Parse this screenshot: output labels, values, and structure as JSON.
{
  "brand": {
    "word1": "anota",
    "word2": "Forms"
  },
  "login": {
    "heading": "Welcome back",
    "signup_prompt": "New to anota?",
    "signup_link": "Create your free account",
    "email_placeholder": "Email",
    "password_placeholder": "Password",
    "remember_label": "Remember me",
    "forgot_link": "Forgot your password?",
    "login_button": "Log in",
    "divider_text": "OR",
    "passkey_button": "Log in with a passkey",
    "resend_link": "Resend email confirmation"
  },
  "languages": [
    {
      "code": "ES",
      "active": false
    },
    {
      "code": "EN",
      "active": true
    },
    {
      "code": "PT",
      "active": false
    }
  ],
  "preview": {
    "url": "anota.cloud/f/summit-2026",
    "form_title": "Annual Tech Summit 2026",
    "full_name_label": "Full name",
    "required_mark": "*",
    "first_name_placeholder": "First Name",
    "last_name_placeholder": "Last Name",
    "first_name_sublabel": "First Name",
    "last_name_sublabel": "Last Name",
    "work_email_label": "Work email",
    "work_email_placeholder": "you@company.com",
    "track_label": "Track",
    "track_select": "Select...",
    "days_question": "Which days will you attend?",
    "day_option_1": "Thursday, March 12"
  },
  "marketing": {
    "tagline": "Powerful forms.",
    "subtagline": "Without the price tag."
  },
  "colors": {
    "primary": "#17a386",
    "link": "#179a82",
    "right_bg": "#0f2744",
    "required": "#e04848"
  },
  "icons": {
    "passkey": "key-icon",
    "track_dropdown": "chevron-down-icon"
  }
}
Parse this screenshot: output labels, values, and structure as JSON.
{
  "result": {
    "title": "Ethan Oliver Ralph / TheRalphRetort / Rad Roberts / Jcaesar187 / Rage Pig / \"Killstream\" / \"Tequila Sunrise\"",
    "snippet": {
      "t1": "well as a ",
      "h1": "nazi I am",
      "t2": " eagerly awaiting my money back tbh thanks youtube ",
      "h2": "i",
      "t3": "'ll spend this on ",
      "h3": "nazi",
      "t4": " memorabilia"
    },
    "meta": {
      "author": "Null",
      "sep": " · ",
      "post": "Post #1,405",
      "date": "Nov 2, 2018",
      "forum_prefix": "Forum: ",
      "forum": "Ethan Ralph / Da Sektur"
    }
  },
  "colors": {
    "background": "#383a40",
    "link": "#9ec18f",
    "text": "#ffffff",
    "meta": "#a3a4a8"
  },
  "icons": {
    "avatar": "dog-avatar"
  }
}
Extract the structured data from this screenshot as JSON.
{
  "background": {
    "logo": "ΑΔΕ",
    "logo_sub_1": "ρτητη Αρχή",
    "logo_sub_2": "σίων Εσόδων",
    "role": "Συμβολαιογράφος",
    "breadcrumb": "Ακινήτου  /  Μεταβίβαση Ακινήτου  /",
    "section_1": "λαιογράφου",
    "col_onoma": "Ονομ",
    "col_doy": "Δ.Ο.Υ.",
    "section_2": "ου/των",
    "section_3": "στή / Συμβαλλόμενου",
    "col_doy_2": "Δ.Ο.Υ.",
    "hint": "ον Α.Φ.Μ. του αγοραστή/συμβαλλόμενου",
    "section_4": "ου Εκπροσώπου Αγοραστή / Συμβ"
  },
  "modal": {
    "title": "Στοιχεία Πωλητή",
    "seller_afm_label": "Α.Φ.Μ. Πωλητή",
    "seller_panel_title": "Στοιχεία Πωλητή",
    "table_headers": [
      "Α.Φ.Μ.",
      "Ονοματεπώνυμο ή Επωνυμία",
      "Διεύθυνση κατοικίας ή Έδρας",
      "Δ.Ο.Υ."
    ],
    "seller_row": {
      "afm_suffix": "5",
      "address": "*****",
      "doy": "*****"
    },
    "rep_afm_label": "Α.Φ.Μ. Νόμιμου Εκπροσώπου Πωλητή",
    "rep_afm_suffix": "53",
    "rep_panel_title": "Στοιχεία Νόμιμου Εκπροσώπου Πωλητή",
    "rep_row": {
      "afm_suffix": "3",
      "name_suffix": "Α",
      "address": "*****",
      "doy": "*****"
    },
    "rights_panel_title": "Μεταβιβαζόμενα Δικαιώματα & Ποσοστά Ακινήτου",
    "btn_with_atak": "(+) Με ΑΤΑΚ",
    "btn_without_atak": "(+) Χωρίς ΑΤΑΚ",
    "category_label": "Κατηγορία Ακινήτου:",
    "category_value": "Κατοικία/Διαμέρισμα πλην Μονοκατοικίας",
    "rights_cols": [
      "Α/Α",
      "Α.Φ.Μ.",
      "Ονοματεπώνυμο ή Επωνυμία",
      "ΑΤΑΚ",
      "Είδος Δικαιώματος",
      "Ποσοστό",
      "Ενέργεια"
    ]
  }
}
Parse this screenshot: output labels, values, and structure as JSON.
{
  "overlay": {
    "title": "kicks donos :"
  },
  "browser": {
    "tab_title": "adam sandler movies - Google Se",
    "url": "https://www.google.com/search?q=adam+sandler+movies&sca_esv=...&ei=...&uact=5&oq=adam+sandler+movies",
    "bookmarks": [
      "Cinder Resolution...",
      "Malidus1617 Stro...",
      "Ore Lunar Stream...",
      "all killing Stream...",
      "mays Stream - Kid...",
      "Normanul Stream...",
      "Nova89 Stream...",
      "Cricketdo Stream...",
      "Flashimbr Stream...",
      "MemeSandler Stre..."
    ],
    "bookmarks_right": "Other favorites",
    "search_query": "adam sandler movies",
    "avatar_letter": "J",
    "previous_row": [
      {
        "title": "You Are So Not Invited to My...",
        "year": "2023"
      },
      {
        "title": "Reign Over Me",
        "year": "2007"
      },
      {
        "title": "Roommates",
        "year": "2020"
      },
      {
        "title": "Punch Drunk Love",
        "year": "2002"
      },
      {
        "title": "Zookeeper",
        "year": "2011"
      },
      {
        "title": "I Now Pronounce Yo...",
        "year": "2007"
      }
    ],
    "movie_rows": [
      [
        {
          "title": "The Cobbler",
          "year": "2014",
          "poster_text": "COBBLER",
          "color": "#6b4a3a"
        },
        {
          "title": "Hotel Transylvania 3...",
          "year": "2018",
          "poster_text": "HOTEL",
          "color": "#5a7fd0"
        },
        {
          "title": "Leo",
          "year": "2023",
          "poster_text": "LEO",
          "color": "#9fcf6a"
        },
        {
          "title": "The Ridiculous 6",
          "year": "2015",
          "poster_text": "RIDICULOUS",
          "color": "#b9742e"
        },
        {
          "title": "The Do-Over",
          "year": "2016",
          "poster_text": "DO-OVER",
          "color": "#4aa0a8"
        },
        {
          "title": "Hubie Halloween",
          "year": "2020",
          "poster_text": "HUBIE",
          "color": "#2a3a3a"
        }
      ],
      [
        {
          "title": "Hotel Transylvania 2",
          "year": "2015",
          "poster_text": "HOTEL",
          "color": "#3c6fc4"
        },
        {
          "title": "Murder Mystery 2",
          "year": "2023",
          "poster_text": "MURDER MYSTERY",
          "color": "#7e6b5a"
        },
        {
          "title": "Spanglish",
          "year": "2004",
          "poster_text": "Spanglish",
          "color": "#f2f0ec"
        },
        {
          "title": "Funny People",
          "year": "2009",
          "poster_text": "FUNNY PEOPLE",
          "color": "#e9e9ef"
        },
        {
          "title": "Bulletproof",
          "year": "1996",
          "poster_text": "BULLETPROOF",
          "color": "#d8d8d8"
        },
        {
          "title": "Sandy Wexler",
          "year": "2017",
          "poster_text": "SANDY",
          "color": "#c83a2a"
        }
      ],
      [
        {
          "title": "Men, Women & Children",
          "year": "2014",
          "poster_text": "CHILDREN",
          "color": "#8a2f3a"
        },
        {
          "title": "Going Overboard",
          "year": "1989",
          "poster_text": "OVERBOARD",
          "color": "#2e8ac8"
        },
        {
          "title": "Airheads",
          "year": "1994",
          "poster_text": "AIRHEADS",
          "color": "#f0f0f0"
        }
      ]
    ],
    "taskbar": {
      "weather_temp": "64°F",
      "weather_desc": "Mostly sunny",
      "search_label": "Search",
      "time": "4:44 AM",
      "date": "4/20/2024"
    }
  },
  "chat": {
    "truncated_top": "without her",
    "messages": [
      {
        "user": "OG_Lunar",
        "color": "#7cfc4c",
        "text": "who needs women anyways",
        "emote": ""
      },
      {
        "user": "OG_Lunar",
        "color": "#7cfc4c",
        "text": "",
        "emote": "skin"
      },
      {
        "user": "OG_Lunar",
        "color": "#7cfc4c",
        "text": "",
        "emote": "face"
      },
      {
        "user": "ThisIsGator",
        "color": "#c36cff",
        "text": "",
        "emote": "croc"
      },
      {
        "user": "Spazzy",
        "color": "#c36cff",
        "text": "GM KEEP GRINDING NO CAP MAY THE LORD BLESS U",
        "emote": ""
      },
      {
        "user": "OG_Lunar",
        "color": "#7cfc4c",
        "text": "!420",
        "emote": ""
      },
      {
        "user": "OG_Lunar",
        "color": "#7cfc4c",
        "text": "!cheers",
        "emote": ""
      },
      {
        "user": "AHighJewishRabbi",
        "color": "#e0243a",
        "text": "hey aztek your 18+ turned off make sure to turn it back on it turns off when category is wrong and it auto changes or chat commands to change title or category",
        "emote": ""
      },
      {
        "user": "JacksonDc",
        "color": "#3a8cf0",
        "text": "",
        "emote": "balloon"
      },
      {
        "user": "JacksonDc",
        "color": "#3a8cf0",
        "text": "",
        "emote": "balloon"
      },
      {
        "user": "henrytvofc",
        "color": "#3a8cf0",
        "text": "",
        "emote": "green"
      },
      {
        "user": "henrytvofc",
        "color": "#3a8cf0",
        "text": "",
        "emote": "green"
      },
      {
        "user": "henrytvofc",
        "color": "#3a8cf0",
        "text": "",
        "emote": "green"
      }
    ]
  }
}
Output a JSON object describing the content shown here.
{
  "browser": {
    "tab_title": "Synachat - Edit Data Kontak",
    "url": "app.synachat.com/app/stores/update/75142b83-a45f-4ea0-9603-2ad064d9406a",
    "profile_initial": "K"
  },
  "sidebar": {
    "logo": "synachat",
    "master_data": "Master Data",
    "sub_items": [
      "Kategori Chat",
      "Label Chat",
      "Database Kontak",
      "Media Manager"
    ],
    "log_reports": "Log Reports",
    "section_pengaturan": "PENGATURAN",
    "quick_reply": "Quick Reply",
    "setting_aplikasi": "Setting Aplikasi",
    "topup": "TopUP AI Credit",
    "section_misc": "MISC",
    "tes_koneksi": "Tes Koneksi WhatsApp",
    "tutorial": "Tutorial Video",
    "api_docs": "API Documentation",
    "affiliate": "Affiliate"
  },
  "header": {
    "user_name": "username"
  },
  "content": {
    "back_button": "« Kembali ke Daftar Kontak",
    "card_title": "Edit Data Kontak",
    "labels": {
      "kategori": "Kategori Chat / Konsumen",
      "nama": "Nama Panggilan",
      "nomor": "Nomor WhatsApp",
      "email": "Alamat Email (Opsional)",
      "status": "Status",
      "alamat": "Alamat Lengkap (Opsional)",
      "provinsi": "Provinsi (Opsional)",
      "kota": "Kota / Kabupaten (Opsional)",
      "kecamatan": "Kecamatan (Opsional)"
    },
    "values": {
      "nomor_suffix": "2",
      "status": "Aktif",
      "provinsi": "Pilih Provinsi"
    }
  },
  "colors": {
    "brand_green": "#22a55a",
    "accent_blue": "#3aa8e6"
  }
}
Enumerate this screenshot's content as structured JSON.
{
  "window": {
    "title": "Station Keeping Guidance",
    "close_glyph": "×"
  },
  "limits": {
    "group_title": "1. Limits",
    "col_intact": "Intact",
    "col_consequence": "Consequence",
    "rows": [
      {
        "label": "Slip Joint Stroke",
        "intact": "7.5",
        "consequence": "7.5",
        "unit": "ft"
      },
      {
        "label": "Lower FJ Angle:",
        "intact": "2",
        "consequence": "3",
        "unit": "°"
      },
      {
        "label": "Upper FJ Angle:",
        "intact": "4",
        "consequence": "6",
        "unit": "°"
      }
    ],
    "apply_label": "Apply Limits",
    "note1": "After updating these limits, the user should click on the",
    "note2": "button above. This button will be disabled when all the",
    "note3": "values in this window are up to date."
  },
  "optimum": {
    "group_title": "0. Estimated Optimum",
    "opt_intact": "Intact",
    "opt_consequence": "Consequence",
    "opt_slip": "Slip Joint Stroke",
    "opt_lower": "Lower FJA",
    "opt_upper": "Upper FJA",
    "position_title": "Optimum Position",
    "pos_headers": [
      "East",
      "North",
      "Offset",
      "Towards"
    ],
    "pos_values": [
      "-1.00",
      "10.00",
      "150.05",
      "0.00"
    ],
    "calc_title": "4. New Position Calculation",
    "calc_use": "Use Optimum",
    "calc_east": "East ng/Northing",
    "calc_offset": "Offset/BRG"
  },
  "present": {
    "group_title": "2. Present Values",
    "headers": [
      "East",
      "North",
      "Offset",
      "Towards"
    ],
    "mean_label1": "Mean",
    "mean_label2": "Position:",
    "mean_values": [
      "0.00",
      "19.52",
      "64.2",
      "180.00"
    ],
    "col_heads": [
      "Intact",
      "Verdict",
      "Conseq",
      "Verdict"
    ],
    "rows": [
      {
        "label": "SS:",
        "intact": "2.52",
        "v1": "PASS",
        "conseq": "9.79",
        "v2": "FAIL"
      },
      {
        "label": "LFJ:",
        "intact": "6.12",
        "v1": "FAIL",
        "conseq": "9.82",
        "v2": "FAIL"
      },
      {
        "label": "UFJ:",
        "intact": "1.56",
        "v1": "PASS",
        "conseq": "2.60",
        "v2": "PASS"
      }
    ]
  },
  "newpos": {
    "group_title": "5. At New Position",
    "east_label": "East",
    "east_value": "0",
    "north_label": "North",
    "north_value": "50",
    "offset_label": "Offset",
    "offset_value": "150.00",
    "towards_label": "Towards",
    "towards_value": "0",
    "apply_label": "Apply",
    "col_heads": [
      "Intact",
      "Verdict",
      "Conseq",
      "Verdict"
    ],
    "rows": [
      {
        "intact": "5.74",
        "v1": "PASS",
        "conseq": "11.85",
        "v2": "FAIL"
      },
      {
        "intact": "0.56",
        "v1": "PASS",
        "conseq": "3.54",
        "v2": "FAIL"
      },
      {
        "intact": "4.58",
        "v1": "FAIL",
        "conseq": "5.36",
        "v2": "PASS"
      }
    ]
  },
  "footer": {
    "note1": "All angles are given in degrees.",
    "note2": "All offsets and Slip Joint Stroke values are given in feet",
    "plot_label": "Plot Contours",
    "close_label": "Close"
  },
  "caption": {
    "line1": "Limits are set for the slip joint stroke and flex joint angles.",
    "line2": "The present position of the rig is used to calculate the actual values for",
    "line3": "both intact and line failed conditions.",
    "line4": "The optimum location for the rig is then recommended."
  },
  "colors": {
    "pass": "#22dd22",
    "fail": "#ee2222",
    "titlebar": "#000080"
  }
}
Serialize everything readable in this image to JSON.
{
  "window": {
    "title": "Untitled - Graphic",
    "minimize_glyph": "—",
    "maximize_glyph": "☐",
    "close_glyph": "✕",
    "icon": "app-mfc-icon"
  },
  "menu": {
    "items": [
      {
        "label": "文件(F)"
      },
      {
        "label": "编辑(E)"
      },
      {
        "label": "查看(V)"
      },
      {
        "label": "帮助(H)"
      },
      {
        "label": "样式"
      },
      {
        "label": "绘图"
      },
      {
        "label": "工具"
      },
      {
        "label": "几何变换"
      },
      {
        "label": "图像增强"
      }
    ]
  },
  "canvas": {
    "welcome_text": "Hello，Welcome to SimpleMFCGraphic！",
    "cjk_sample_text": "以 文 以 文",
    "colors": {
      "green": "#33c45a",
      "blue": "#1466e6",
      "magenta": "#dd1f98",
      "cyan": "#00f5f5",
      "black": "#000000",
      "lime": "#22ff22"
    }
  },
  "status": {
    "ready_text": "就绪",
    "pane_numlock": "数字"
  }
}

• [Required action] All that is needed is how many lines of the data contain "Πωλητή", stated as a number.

• [Answer space] 5